Over and over again I find the easiest people to pastor are those who actually want a pastor. Maybe you think you’ve got a lot of issues and you’d be a hassle for a pastor to deal with, but can I just tell you, if you what you sincerely want is a pastor, we would be glad to pastor you. Maybe you think you’re immature and you don’t know anything and you’ve got sin in your life, but if you want a pastor, guess what? That’s what I am! This is going to work great! But sometimes what people want is a cheerleader. They want further affirmation and confirmation of whatever they’ve already decided they want to do, even if they dress it up as what God wants them to do. They don’t want to even entertain the possibility that maybe what they think God wants them to do isn’t what God wants them to do, and part of the reason God gave them elders is to help them see that. Those are the people that are nearly impossible to pastor, because they don’t want a pastor.
Maybe you’re here today and you’re one of those people. Maybe you’re here today and you recognize that the thought of submitting to and obeying anyone makes you want to run the other direction. Welcome to the club. That’s why we all need Jesus. Above your leaders in your church, He is the leader to whom they will give account, and He has grace for you today. He is the ultimate shepherd and overseer of your soul, who for us and our salvation came down from heaven, and put Himself in a position of submission.

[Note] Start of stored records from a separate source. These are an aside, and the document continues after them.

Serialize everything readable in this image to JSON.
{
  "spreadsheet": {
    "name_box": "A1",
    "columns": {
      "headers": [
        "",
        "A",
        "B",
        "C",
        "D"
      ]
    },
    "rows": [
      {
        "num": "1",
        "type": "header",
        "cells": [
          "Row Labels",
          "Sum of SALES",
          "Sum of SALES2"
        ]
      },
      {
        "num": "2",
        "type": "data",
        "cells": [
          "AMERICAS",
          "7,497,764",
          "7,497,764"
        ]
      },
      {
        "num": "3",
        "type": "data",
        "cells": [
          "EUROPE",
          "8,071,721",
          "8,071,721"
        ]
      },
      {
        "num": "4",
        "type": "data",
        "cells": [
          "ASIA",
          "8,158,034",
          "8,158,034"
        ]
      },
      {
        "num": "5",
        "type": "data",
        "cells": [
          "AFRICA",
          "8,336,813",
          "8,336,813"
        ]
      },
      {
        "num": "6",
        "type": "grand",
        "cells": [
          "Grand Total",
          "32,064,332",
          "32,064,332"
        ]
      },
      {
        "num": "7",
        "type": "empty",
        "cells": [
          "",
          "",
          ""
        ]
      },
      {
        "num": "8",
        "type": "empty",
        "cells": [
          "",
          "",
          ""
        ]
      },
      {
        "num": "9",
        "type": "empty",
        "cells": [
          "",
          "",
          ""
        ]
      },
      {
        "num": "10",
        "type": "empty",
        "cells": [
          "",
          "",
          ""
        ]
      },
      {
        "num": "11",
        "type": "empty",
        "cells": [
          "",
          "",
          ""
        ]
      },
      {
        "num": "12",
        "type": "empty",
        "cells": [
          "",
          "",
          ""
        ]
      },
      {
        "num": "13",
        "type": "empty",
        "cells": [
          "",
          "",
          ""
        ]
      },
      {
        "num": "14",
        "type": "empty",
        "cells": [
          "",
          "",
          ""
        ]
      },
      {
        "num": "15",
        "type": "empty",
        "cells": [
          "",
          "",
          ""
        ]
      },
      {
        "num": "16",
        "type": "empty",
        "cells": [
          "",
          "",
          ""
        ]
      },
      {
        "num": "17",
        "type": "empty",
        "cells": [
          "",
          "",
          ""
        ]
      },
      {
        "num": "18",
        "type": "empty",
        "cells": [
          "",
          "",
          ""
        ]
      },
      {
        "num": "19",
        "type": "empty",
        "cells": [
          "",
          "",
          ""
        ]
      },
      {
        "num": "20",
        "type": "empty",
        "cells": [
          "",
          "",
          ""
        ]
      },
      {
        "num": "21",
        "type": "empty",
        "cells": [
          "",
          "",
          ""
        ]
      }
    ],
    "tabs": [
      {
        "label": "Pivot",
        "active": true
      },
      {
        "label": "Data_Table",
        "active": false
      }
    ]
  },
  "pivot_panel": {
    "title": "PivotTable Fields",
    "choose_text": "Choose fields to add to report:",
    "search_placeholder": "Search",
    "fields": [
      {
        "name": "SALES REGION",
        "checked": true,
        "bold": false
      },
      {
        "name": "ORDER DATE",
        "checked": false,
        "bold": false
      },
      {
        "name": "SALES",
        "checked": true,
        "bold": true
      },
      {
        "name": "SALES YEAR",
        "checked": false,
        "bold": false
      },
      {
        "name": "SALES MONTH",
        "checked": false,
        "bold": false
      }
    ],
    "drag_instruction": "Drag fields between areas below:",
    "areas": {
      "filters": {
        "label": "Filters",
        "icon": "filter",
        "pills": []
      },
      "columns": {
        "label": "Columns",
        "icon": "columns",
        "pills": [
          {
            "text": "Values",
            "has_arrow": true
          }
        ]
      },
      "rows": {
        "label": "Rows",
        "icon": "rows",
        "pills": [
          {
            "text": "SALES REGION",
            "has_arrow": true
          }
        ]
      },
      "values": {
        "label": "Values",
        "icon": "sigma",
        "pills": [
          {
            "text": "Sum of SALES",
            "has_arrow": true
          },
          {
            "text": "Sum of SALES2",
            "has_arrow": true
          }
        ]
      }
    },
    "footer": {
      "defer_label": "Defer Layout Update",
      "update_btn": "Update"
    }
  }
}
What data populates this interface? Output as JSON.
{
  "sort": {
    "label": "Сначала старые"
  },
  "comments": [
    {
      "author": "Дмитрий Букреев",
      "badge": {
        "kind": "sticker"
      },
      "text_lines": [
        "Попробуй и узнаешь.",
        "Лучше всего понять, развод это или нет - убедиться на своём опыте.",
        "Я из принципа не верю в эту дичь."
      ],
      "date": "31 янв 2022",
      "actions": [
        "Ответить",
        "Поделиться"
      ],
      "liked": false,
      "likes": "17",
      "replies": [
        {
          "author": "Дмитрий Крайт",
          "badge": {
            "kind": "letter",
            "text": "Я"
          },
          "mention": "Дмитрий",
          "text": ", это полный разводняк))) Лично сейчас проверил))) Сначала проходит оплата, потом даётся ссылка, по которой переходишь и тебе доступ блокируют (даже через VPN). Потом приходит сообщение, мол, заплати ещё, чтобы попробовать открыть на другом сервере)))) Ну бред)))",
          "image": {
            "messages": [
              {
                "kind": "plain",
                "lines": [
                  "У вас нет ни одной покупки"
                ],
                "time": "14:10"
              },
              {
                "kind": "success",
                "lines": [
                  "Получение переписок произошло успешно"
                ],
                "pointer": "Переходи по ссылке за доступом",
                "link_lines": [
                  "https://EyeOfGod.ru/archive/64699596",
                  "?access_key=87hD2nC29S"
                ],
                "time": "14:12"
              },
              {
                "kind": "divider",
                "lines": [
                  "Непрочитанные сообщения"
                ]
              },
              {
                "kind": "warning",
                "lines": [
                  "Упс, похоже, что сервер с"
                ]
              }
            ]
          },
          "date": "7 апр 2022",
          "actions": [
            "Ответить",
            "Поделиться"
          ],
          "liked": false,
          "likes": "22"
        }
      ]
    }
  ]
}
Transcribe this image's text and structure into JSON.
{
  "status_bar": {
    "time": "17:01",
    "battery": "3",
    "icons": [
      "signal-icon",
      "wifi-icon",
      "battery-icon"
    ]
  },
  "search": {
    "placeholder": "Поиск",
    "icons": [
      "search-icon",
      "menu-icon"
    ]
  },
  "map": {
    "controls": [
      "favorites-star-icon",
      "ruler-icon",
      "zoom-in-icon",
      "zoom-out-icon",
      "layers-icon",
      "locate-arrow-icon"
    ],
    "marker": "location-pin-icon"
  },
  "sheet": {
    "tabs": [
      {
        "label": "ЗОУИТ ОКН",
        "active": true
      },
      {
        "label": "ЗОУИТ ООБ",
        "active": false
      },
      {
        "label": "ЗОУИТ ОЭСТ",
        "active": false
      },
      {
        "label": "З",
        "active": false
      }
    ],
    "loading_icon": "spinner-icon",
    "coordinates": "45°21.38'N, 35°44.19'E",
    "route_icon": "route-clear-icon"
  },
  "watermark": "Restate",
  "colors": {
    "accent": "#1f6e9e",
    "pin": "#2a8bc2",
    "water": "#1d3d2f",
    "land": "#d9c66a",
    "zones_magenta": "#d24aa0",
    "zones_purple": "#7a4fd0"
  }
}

Jesus Christ submitted to and obeyed every word of His Father, and then suffered our condemnation on the cross, so that our souls could be saved. Then He rose from the dead, ascended into heaven, and sent His Holy Spirit, not only to bring us to faith in Him, but to keep us to the end. He will raise you up on the last day. Your leaders are instruments in the redeemer’s hands, but He is the redeemer. You can always trust His leadership. Believe in Him, obey Him, submit to Him, and then you’ll be able to obey and submit to your elders in His name.